*** Supplied entries Section Begins ***

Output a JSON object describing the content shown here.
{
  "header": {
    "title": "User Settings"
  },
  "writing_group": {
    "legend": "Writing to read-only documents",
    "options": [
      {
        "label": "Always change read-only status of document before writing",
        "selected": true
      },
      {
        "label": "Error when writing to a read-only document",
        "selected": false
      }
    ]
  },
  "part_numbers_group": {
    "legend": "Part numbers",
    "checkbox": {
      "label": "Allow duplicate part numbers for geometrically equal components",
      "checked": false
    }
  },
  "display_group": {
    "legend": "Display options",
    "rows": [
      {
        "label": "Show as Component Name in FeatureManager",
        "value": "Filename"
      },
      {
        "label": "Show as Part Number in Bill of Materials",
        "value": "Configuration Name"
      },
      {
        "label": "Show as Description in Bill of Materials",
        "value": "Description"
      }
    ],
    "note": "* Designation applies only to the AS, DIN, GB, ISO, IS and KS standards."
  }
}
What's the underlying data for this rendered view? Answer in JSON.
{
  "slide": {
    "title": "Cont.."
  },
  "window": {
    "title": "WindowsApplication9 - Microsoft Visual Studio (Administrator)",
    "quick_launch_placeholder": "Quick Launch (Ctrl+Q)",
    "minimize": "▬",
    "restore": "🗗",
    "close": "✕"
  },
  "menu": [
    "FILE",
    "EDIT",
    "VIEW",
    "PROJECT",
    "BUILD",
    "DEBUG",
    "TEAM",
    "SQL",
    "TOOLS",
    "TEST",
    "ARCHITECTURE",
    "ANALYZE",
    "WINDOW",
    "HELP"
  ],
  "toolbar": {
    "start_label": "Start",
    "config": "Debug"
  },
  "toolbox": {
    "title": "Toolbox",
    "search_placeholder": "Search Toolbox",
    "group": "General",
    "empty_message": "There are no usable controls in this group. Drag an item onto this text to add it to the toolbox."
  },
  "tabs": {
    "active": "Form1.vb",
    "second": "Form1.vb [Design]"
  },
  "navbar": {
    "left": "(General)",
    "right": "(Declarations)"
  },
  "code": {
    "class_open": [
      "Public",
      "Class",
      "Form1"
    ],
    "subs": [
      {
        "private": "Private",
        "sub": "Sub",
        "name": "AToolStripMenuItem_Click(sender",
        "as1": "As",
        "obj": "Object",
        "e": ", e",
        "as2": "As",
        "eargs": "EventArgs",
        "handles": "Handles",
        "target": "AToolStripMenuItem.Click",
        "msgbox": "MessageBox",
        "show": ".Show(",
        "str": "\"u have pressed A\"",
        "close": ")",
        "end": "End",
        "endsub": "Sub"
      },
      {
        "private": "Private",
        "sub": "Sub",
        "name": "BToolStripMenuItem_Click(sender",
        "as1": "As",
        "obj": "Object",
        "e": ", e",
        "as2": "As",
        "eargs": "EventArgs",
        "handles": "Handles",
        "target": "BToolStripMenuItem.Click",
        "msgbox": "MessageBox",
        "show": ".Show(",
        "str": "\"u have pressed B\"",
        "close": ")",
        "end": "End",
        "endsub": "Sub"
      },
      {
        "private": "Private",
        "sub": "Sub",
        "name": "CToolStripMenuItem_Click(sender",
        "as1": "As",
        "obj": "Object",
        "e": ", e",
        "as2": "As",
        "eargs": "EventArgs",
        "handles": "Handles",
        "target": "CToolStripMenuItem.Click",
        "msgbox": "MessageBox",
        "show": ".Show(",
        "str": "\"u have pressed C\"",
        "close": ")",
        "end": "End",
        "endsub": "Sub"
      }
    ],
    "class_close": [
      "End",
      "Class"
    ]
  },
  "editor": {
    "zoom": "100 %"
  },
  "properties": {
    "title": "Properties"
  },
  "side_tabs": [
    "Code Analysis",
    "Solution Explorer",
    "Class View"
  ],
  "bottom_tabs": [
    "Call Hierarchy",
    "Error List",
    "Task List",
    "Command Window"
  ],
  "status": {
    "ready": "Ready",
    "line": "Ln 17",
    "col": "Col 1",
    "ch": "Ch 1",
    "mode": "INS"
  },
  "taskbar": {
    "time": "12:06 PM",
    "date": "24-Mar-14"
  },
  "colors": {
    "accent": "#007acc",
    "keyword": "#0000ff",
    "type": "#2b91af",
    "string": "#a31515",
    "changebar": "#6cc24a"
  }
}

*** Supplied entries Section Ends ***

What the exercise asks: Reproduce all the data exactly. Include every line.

Solution for this problem:
Output a JSON object describing the content shown here.
{
  "header": {
    "title": "User Settings"
  },
  "writing_group": {
    "legend": "Writing to read-only documents",
    "options": [
      {
        "label": "Always change read-only status of document before writing",
        "selected": true
      },
      {
        "label": "Error when writing to a read-only document",
        "selected": false
      }
    ]
  },
  "part_numbers_group": {
    "legend": "Part numbers",
    "checkbox": {
      "label": "Allow duplicate part numbers for geometrically equal components",
      "checked": false
    }
  },
  "display_group": {
    "legend": "Display options",
    "rows": [
      {
        "label": "Show as Component Name in FeatureManager",
        "value": "Filename"
      },
      {
        "label": "Show as Part Number in Bill of Materials",
        "value": "Configuration Name"
      },
      {
        "label": "Show as Description in Bill of Materials",
        "value": "Description"
      }
    ],
    "note": "* Designation applies only to the AS, DIN, GB, ISO, IS and KS standards."
  }
}
What's the underlying data for this rendered view? Answer in JSON.
{
  "slide": {
    "title": "Cont.."
  },
  "window": {
    "title": "WindowsApplication9 - Microsoft Visual Studio (Administrator)",
    "quick_launch_placeholder": "Quick Launch (Ctrl+Q)",
    "minimize": "▬",
    "restore": "🗗",
    "close": "✕"
  },
  "menu": [
    "FILE",
    "EDIT",
    "VIEW",
    "PROJECT",
    "BUILD",
    "DEBUG",
    "TEAM",
    "SQL",
    "TOOLS",
    "TEST",
    "ARCHITECTURE",
    "ANALYZE",
    "WINDOW",
    "HELP"
  ],
  "toolbar": {
    "start_label": "Start",
    "config": "Debug"
  },
  "toolbox": {
    "title": "Toolbox",
    "search_placeholder": "Search Toolbox",
    "group": "General",
    "empty_message": "There are no usable controls in this group. Drag an item onto this text to add it to the toolbox."
  },
  "tabs": {
    "active": "Form1.vb",
    "second": "Form1.vb [Design]"
  },
  "navbar": {
    "left": "(General)",
    "right": "(Declarations)"
  },
  "code": {
    "class_open": [
      "Public",
      "Class",
      "Form1"
    ],
    "subs": [
      {
        "private": "Private",
        "sub": "Sub",
        "name": "AToolStripMenuItem_Click(sender",
        "as1": "As",
        "obj": "Object",
        "e": ", e",
        "as2": "As",
        "eargs": "EventArgs",
        "handles": "Handles",
        "target": "AToolStripMenuItem.Click",
        "msgbox": "MessageBox",
        "show": ".Show(",
        "str": "\"u have pressed A\"",
        "close": ")",
        "end": "End",
        "endsub": "Sub"
      },
      {
        "private": "Private",
        "sub": "Sub",
        "name": "BToolStripMenuItem_Click(sender",
        "as1": "As",
        "obj": "Object",
        "e": ", e",
        "as2": "As",
        "eargs": "EventArgs",
        "handles": "Handles",
        "target": "BToolStripMenuItem.Click",
        "msgbox": "MessageBox",
        "show": ".Show(",
        "str": "\"u have pressed B\"",
        "close": ")",
        "end": "End",
        "endsub": "Sub"
      },
      {
        "private": "Private",
        "sub": "Sub",
        "name": "CToolStripMenuItem_Click(sender",
        "as1": "As",
        "obj": "Object",
        "e": ", e",
        "as2": "As",
        "eargs": "EventArgs",
        "handles": "Handles",
        "target": "CToolStripMenuItem.Click",
        "msgbox": "MessageBox",
        "show": ".Show(",
        "str": "\"u have pressed C\"",
        "close": ")",
        "end": "End",
        "endsub": "Sub"
      }
    ],
    "class_close": [
      "End",
      "Class"
    ]
  },
  "editor": {
    "zoom": "100 %"
  },
  "properties": {
    "title": "Properties"
  },
  "side_tabs": [
    "Code Analysis",
    "Solution Explorer",
    "Class View"
  ],
  "bottom_tabs": [
    "Call Hierarchy",
    "Error List",
    "Task List",
    "Command Window"
  ],
  "status": {
    "ready": "Ready",
    "line": "Ln 17",
    "col": "Col 1",
    "ch": "Ch 1",
    "mode": "INS"
  },
  "taskbar": {
    "time": "12:06 PM",
    "date": "24-Mar-14"
  },
  "colors": {
    "accent": "#007acc",
    "keyword": "#0000ff",
    "type": "#2b91af",
    "string": "#a31515",
    "changebar": "#6cc24a"
  }
}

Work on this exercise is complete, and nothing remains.